This rich data collection is comprised of food diary records from approximately 150,000 households across the 70s, 80s and 90s, who were asked to keep 7 day diaries of the food and drink they brought into their homes. This data has historically been used to produce official government statistical estimates of average expenditure, purchases and derived nutrient intakes for the population of the country. Understanding the nation’s buying and eating habits has been a key piece of evidence to support Government policy since World War 2, and continues to be so, albeit for very different reasons than when it started.
The data you can now download as open data provides lots of information about how British families’ diets have changed over time. While we’ve had to remove some detail to make it safe for publication as open data, there is still lots of fascinating insights about the households who have participated: who kept hens, who owned freezers or microwaves!
For me, as the head of the statistics team responsible for the survey we now call Family Food, it’s been a journey of discovery. I am conscious that I’m just the current custodian of a series which began in 1940. Uniquely in the Civil Service, under the Statistics Code of Practice statisticians have to publish our contact details on our statistical products, and we are acutely aware of our watchdogs in the Information Commissioner's Office, the UK Statistics Authority and elsewhere. Our names are on our data outputs and there are potentially severe consequences for us (and irreversible damage to public trust) if we break the rules on disclosure and confidentiality. However, our Code also tells us to publish as much as we possibly can - we always want people to use and engage with our data. So going beyond statistics into open datasets has been an exciting step forward for the team.
Our task has been to successfully ensure that we maintain confidentiality whilst maximising the value of our data for users out there. We’ve done much more than just prepare this data for publication: the small cross-department project team working on this has established a robust internal procedure which will inform and support future Defra activities in this area. There have been missteps and delays along the way, but the path should be clearer for those who follow us. We have published a privacy impact assessment (PIA) which documents some of this process alongside the data release. We’ve also created a commentable version of our PIA for you to provide feedback on what else we might do in future.
The Secretary of State for Defra has set a challenge for the department - to become a more open, collaborative and data-driven organisation - and a benchmark for Whitehall. It’s exciting for a statistician to see data and evidence given such a high profile in this way. It presents an opportunity and a test for us, and for me personally it has been a great learning experience.
Defra holds lots of data that can and should be published openly - it helps us do our work, and might have value for other people too. There’s also the data that we simply have to keep closed, because it’s sensitive and needs to be kept secure. And in the middle Defra has lots of data that sits in a bit of a grey area - there’s a risk that if combined with other data, it might enable people to be identified, or it might contain bits of data provided by third parties. The Family Food Survey data falls into this grey area, and so we’ve introduced new processes and taken extra care to try to make available a version of the data we hold that is both safe and usable. Publishing anonymised data can feel scary, but we have expertise to draw upon and a well established framework to define the safe limits we can work within. We can meet this challenge.
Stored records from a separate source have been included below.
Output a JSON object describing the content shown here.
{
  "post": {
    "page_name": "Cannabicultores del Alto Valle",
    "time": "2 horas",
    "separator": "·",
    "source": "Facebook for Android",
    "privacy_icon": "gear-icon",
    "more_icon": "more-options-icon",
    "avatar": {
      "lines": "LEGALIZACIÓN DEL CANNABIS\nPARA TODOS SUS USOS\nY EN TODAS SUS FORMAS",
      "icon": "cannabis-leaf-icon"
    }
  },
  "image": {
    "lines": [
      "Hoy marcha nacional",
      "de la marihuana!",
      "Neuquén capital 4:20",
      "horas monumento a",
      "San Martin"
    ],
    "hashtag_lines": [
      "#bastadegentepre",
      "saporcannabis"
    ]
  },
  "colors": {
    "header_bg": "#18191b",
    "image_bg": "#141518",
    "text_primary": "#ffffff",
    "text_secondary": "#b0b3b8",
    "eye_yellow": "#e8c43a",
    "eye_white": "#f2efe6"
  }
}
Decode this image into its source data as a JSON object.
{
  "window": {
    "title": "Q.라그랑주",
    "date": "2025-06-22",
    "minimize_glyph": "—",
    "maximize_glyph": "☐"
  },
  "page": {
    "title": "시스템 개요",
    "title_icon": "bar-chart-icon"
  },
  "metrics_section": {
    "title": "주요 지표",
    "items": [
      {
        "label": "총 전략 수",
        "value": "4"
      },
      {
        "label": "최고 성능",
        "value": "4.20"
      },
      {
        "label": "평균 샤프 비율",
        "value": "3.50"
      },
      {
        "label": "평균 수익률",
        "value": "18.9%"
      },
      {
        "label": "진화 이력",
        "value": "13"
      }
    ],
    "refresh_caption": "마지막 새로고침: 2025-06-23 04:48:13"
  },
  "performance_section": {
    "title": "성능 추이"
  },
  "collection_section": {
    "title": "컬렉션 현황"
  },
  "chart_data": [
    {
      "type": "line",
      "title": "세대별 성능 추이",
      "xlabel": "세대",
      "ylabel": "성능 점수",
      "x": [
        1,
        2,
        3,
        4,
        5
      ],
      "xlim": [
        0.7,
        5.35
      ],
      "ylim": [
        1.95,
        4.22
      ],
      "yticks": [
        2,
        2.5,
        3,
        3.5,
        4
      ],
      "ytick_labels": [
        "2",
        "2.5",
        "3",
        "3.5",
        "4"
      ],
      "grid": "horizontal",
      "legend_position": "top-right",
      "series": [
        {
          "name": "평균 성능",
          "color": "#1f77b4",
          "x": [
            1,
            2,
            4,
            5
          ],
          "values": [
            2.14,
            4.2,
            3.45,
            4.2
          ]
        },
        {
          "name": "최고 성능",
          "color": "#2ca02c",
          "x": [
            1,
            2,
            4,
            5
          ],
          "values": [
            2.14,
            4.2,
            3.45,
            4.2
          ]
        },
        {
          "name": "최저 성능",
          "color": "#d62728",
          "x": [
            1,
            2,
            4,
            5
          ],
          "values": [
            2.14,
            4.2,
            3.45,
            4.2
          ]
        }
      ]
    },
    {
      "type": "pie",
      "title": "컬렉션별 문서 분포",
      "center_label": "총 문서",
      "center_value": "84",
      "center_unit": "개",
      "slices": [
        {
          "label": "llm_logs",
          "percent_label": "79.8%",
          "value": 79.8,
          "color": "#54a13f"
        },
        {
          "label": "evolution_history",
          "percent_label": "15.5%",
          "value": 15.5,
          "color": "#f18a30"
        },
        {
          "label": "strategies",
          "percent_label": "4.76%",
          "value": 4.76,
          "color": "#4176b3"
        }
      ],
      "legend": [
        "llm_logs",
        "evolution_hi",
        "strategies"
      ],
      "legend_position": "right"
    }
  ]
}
For users out there, you get access to a version of the longest running continuous household survey of its kind in the world. The survey results are already published annually as statistical datasets, but access to the underlying diary data itself might open up new kinds of uses. We have already heard stories of possible applications that people are interested in: schoolchildren could keep their own food diaries and then compare them with actual historic survey data as part of Science or Design and Technology lessons. Or local history groups could scour the datasets for interesting local data. Or something else totally out of the blue. The exciting thing is that we just cannot predict what you’ll do!
For a survey which started during WW2, this is not the end. It is not even the beginning of the end. But it is, perhaps, the end of the beginning (sorry, Winston!). As I noted in my first post there are two other phases to go, and not even this stage is over for good. We have had to make judgement calls in treating this data for release, and so some information has been removed. The untreated data is still available under a more restrictive licence via the UK Data Service.
Get in touch
We want to hear what you are doing with the data, and if there is more you want from it.
So, please get in touch: